Tuesday, October 6, 2009
I love watching children tranform themselves into whatever they can dream up. Their imaginations can take them to a land of "make-believe". When my girls were younger they would conjure up magical worlds where they could fly on cardboard wings, sing on giant stages into hairbrush microphones and become invisible in a nano-second. Even as they get older, I love to encourage them to continue this pretend play. It is a variation of what they used to play, but it seems to stretch them into broader persons... dreaming of what could be.
One of the things I love most about making my creations is wondering what my tutu or cape is going to be.... a prima ballerina or a fairy godmother? A super hero or a knight? The possibilities are endless and timeless.
But the experts say pretend play isn't all for fun. It is an essential and critical part of a child's development.
"Young children learn by imagining and doing.

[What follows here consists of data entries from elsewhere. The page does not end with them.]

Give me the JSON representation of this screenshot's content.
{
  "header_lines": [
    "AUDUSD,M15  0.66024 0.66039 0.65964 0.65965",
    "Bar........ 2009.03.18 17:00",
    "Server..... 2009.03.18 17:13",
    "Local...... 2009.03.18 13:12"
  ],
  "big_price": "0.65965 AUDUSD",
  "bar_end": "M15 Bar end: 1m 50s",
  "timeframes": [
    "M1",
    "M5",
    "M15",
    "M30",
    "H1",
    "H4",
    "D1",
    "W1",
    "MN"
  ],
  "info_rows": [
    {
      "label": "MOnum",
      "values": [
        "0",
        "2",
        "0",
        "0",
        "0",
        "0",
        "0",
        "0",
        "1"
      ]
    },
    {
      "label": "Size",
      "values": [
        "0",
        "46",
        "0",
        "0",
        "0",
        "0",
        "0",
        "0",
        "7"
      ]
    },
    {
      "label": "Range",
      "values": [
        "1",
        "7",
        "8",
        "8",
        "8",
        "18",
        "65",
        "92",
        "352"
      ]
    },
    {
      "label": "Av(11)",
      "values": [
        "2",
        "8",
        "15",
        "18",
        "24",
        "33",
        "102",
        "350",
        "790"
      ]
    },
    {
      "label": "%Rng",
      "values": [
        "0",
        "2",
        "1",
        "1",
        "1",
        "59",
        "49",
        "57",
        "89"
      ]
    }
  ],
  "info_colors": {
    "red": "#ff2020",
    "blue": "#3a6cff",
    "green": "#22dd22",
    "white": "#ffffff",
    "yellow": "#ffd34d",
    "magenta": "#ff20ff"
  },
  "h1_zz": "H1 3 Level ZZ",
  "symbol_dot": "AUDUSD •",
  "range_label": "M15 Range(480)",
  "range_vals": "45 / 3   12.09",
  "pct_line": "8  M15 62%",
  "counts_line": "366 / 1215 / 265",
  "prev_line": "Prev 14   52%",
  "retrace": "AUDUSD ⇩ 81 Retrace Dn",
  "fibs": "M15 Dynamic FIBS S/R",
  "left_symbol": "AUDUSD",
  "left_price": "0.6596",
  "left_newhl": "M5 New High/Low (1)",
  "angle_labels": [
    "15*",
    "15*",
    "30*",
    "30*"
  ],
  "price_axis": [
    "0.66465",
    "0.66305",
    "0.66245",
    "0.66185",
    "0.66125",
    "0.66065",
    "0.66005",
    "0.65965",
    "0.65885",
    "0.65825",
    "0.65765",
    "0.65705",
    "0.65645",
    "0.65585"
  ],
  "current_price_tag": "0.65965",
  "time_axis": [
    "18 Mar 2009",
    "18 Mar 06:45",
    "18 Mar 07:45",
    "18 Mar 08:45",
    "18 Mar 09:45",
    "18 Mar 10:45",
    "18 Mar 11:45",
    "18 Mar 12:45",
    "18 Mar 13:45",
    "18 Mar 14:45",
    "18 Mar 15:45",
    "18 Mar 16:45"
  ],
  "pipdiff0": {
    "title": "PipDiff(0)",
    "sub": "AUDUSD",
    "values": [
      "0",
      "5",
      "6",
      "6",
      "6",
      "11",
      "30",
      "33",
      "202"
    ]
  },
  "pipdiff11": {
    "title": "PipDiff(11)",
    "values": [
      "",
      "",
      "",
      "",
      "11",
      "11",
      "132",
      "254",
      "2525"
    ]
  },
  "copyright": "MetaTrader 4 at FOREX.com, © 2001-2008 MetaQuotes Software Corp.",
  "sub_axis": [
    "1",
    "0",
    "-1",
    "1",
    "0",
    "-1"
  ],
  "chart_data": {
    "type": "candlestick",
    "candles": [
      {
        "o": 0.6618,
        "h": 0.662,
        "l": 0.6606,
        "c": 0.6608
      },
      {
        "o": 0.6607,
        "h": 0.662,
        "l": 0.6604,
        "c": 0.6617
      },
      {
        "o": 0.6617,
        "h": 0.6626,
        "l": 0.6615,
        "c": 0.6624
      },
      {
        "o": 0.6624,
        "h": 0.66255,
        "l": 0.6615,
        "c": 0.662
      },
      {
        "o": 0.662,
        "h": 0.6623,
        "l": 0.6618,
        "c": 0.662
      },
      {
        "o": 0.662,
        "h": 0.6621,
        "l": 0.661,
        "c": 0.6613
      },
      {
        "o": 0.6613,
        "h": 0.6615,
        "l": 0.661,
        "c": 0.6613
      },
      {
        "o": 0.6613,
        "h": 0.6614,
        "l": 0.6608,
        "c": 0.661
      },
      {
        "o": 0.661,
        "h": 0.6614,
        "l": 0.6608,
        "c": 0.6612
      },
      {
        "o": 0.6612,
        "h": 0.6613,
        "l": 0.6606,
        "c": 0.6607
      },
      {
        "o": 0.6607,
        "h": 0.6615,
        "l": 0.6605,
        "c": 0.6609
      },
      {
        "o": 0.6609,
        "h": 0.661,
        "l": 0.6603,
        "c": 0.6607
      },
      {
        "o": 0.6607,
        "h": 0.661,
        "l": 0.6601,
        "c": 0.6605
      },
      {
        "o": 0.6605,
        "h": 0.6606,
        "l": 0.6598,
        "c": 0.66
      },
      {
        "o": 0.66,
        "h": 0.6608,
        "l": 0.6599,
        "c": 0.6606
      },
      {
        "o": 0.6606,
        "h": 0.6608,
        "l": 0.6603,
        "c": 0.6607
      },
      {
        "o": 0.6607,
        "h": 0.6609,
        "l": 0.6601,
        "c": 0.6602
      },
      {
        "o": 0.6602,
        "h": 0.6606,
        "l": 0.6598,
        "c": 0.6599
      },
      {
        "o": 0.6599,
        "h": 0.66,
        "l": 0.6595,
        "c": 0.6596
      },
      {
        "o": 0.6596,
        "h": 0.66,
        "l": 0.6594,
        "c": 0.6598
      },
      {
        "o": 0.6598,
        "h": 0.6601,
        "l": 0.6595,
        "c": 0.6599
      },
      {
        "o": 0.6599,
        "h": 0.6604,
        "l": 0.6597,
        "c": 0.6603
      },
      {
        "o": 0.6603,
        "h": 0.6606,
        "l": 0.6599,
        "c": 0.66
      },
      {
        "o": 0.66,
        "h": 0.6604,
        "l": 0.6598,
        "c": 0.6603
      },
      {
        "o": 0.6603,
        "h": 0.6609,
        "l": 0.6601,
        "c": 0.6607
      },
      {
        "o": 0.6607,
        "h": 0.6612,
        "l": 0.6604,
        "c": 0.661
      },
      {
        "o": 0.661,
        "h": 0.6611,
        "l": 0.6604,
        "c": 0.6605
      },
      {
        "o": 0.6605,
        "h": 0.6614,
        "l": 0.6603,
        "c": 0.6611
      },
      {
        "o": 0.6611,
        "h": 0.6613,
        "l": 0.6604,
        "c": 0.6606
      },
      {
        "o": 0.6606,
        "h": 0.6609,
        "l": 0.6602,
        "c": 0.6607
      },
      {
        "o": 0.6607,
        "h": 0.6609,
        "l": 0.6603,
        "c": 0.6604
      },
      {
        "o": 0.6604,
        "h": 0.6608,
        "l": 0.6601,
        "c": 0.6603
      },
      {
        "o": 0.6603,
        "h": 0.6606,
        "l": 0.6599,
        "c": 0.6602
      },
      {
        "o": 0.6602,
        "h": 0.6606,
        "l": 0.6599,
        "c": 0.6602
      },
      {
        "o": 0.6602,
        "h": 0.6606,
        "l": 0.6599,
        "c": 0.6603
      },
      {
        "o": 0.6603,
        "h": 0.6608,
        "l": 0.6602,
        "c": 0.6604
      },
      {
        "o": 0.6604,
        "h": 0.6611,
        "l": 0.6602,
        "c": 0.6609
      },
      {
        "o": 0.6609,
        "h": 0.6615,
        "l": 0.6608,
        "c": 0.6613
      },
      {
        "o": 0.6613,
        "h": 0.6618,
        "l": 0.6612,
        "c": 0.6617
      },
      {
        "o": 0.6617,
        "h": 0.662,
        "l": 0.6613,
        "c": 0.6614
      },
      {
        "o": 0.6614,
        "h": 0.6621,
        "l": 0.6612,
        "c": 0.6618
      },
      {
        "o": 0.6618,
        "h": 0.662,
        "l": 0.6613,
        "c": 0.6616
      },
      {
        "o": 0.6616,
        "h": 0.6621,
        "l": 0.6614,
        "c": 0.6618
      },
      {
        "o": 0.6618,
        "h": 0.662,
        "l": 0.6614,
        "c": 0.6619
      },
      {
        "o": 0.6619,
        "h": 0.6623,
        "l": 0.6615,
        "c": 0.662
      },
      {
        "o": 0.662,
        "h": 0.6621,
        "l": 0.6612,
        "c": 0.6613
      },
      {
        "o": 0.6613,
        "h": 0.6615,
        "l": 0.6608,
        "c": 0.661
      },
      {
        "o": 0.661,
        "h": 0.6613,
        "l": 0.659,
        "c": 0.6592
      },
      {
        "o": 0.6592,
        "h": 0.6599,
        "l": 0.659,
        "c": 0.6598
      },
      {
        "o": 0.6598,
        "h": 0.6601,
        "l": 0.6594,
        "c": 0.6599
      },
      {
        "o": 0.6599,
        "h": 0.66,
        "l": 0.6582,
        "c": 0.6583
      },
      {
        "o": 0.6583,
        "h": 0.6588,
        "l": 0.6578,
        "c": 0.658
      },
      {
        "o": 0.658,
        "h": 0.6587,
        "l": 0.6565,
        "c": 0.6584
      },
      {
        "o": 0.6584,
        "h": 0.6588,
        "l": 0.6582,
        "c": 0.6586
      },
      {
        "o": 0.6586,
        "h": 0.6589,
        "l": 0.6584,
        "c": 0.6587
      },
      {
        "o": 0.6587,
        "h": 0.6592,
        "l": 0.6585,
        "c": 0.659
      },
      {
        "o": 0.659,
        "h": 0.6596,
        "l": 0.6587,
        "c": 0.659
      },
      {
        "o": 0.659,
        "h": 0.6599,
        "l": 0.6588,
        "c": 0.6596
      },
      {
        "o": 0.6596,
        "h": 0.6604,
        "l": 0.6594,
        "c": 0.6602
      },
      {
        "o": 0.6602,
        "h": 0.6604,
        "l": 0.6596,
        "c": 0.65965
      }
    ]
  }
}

Watch a child pick up a stone and pretend it is a zooming car, or hop a Lego across the table as if it were a person or a bunny? Children use an object to represent something else while giving it action and motion. But this pretend play is not as simple as it may seem. The process of pretending builds skills in many essential developmental areas.
Pretend play builds social and emotional skills. When your child engages in pretend (or dramatic) play, he is actively experimenting with the social and emotional roles of life. Through cooperative play, he learns how to take turns, share responsibility, and creatively problem-solve. When your child pretends to be different characters, he has the experience of "walking in someone else's shoes," which helps teach the important moral development skill of empathy.
Pretend play builds language skills. Have you ever listened in as your child engages in imaginary play with his toys or friends? You will probably hear some words and phrases you never thought he knew! In fact, we often hear our own words reflected in the play of children. Kids can do a perfect imitation of mom, dad, and the teacher! Pretend play helps your child understand the power of language. In addition, by pretend playing with others, he learns that words give him the means to reenact a story or organize play. This process helps your child to make the connection between spoken and written language — a skill that will later help him learn to read.
Pretend play builds thinking skills. Pretend play provides your child with a variety of problems to solve. Whether it's two children wanting to play the same role or searching for the just right material to make a roof for the playhouse, your child calls upon important cognitive thinking skills that he will use in every aspect of his life, now and forever."
(This quoted article is an excerpt from a piece written by Ellen Booth Church, a professor in Early Childhood Education, education consultant and author.) To link to the article in its entirety, go to http://www2.scholastic.com/browse/article.jsp?id=10175.
Posted by All about Yours Truly